[Items from an interface collection]
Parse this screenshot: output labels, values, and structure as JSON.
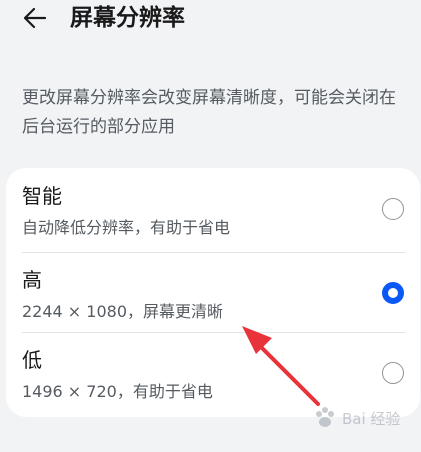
{
  "header": {
    "title": "屏幕分辨率",
    "back_icon": "back-arrow-icon"
  },
  "description": "更改屏幕分辨率会改变屏幕清晰度，可能会关闭在后台运行的部分应用",
  "options": [
    {
      "title": "智能",
      "subtitle": "自动降低分辨率，有助于省电",
      "selected": false
    },
    {
      "title": "高",
      "subtitle": "2244 × 1080，屏幕更清晰",
      "selected": true
    },
    {
      "title": "低",
      "subtitle": "1496 × 720，有助于省电",
      "selected": false
    }
  ],
  "colors": {
    "accent": "#0a59f7",
    "annotation_arrow": "#e8333a",
    "background": "#f1f3f5"
  },
  "watermark": {
    "text": "Bai 经验"
  }
}
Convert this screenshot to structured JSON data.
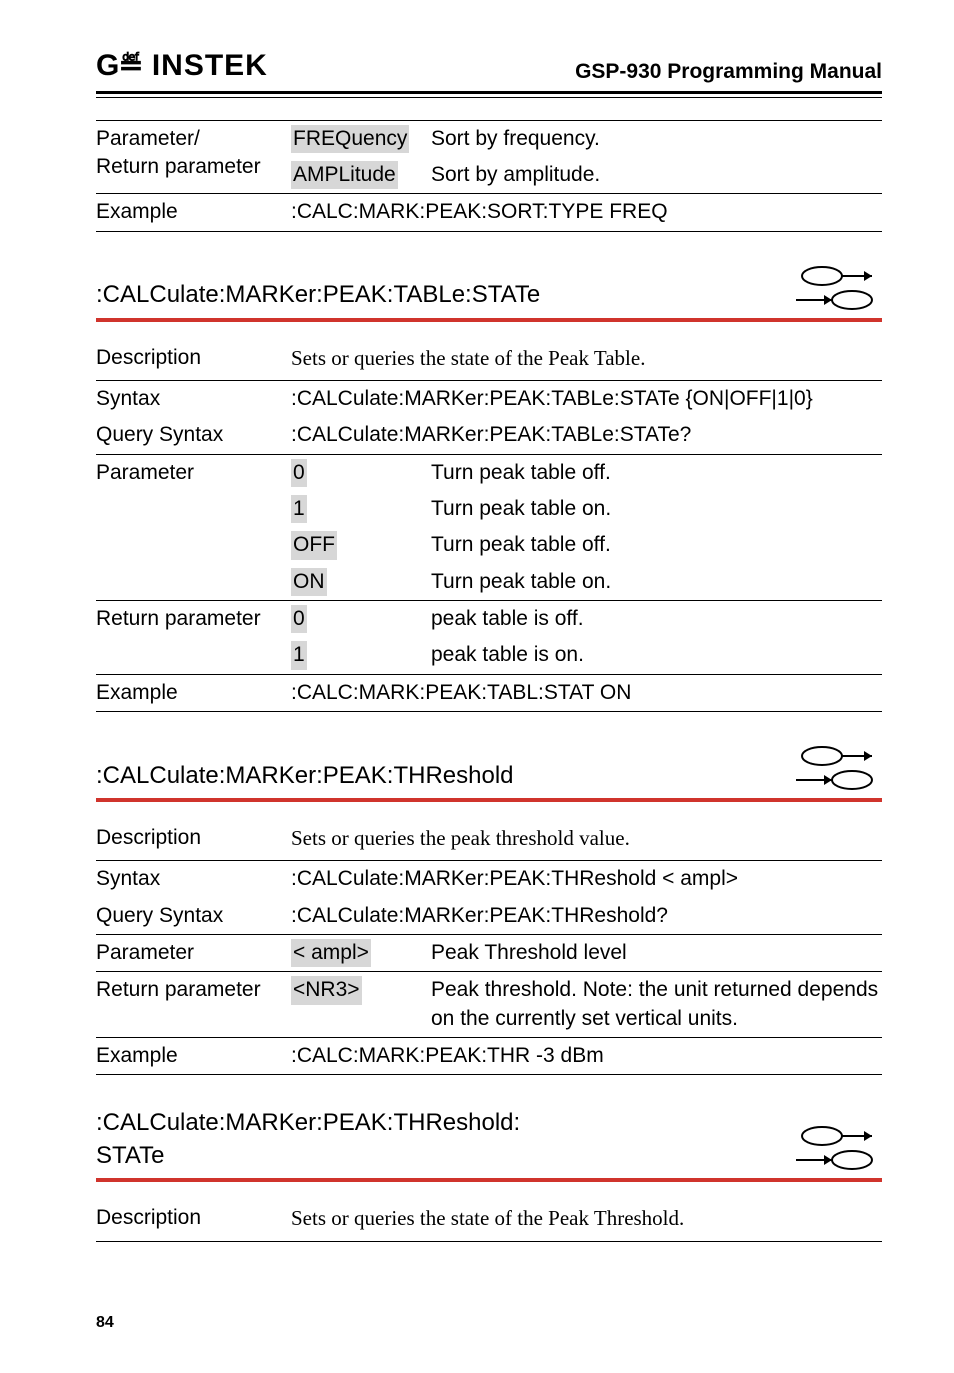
{
  "header": {
    "logo": "GWINSTEK",
    "doc_title": "GSP-930 Programming Manual"
  },
  "block1": {
    "label1": "Parameter/",
    "label2": "Return parameter",
    "p1": "FREQuency",
    "v1": "Sort by frequency.",
    "p2": "AMPLitude",
    "v2": "Sort by amplitude.",
    "example_label": "Example",
    "example_val": ":CALC:MARK:PEAK:SORT:TYPE FREQ"
  },
  "sec1": {
    "title": ":CALCulate:MARKer:PEAK:TABLe:STATe",
    "desc_label": "Description",
    "desc_val": "Sets or queries the state of the Peak Table.",
    "syntax_label": "Syntax",
    "syntax_val": ":CALCulate:MARKer:PEAK:TABLe:STATe {ON|OFF|1|0}",
    "qsyntax_label": "Query Syntax",
    "qsyntax_val": ":CALCulate:MARKer:PEAK:TABLe:STATe?",
    "param_label": "Parameter",
    "param": [
      {
        "p": "0",
        "v": "Turn peak table off."
      },
      {
        "p": "1",
        "v": "Turn peak table on."
      },
      {
        "p": "OFF",
        "v": "Turn peak table off."
      },
      {
        "p": "ON",
        "v": "Turn peak table on."
      }
    ],
    "ret_label": "Return parameter",
    "ret": [
      {
        "p": "0",
        "v": "peak table is off."
      },
      {
        "p": "1",
        "v": "peak table is on."
      }
    ],
    "example_label": "Example",
    "example_val": ":CALC:MARK:PEAK:TABL:STAT ON"
  },
  "sec2": {
    "title": ":CALCulate:MARKer:PEAK:THReshold",
    "desc_label": "Description",
    "desc_val": "Sets or queries the peak threshold value.",
    "syntax_label": "Syntax",
    "syntax_val": ":CALCulate:MARKer:PEAK:THReshold < ampl>",
    "qsyntax_label": "Query Syntax",
    "qsyntax_val": ":CALCulate:MARKer:PEAK:THReshold?",
    "param_label": "Parameter",
    "param_p": "< ampl>",
    "param_v": "Peak Threshold level",
    "ret_label": "Return parameter",
    "ret_p": "<NR3>",
    "ret_v": "Peak threshold. Note: the unit returned depends on the currently set vertical units.",
    "example_label": "Example",
    "example_val": ":CALC:MARK:PEAK:THR -3 dBm"
  },
  "sec3": {
    "title_l1": ":CALCulate:MARKer:PEAK:THReshold:",
    "title_l2": "STATe",
    "desc_label": "Description",
    "desc_val": "Sets or queries the state of the Peak Threshold."
  },
  "page": "84"
}
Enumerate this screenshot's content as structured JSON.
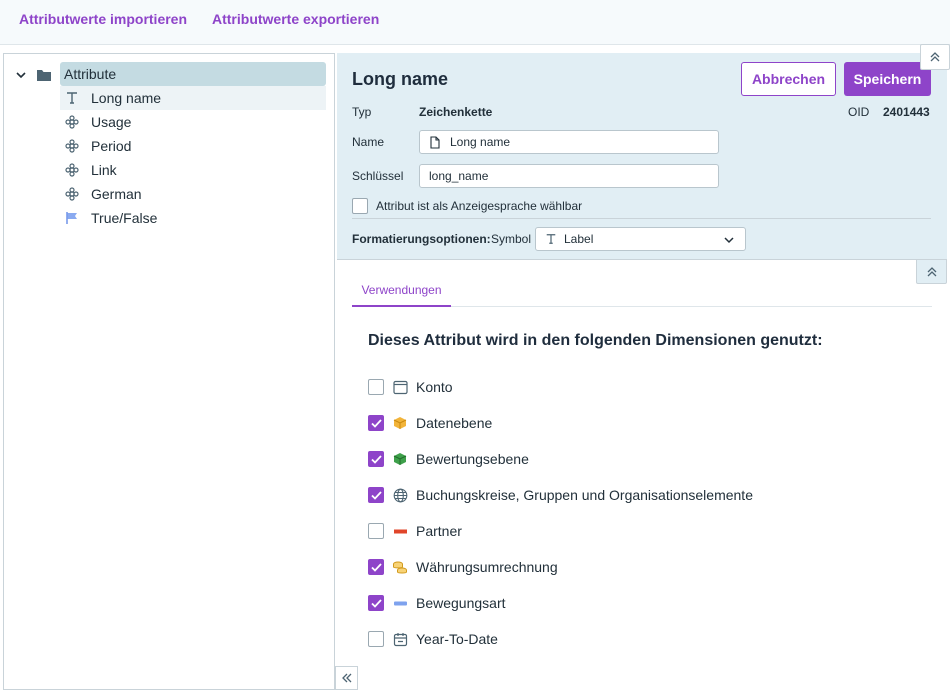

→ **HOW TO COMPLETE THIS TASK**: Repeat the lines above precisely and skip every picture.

→ **RESPONSE BELOW**:
Parse this screenshot: output labels, values, and structure as JSON.
{
  "header": {
    "title": "屏幕分辨率",
    "back_icon": "back-arrow-icon"
  },
  "description": "更改屏幕分辨率会改变屏幕清晰度，可能会关闭在后台运行的部分应用",
  "options": [
    {
      "title": "智能",
      "subtitle": "自动降低分辨率，有助于省电",
      "selected": false
    },
    {
      "title": "高",
      "subtitle": "2244 × 1080，屏幕更清晰",
      "selected": true
    },
    {
      "title": "低",
      "subtitle": "1496 × 720，有助于省电",
      "selected": false
    }
  ],
  "colors": {
    "accent": "#0a59f7",
    "annotation_arrow": "#e8333a",
    "background": "#f1f3f5"
  },
  "watermark": {
    "text": "Bai 经验"
  }
}
Convert this screenshot to structured JSON data.
{
  "header": {
    "logo": "GWINSTEK",
    "doc_title": "GSP-930 Programming Manual"
  },
  "block1": {
    "label1": "Parameter/",
    "label2": "Return parameter",
    "p1": "FREQuency",
    "v1": "Sort by frequency.",
    "p2": "AMPLitude",
    "v2": "Sort by amplitude.",
    "example_label": "Example",
    "example_val": ":CALC:MARK:PEAK:SORT:TYPE FREQ"
  },
  "sec1": {
    "title": ":CALCulate:MARKer:PEAK:TABLe:STATe",
    "desc_label": "Description",
    "desc_val": "Sets or queries the state of the Peak Table.",
    "syntax_label": "Syntax",
    "syntax_val": ":CALCulate:MARKer:PEAK:TABLe:STATe {ON|OFF|1|0}",
    "qsyntax_label": "Query Syntax",
    "qsyntax_val": ":CALCulate:MARKer:PEAK:TABLe:STATe?",
    "param_label": "Parameter",
    "param": [
      {
        "p": "0",
        "v": "Turn peak table off."
      },
      {
        "p": "1",
        "v": "Turn peak table on."
      },
      {
        "p": "OFF",
        "v": "Turn peak table off."
      },
      {
        "p": "ON",
        "v": "Turn peak table on."
      }
    ],
    "ret_label": "Return parameter",
    "ret": [
      {
        "p": "0",
        "v": "peak table is off."
      },
      {
        "p": "1",
        "v": "peak table is on."
      }
    ],
    "example_label": "Example",
    "example_val": ":CALC:MARK:PEAK:TABL:STAT ON"
  },
  "sec2": {
    "title": ":CALCulate:MARKer:PEAK:THReshold",
    "desc_label": "Description",
    "desc_val": "Sets or queries the peak threshold value.",
    "syntax_label": "Syntax",
    "syntax_val": ":CALCulate:MARKer:PEAK:THReshold < ampl>",
    "qsyntax_label": "Query Syntax",
    "qsyntax_val": ":CALCulate:MARKer:PEAK:THReshold?",
    "param_label": "Parameter",
    "param_p": "< ampl>",
    "param_v": "Peak Threshold level",
    "ret_label": "Return parameter",
    "ret_p": "<NR3>",
    "ret_v": "Peak threshold. Note: the unit returned depends on the currently set vertical units.",
    "example_label": "Example",
    "example_val": ":CALC:MARK:PEAK:THR -3 dBm"
  },
  "sec3": {
    "title_l1": ":CALCulate:MARKer:PEAK:THReshold:",
    "title_l2": "STATe",
    "desc_label": "Description",
    "desc_val": "Sets or queries the state of the Peak Threshold."
  },
  "page": "84"
}
Enumerate this screenshot's content as structured JSON.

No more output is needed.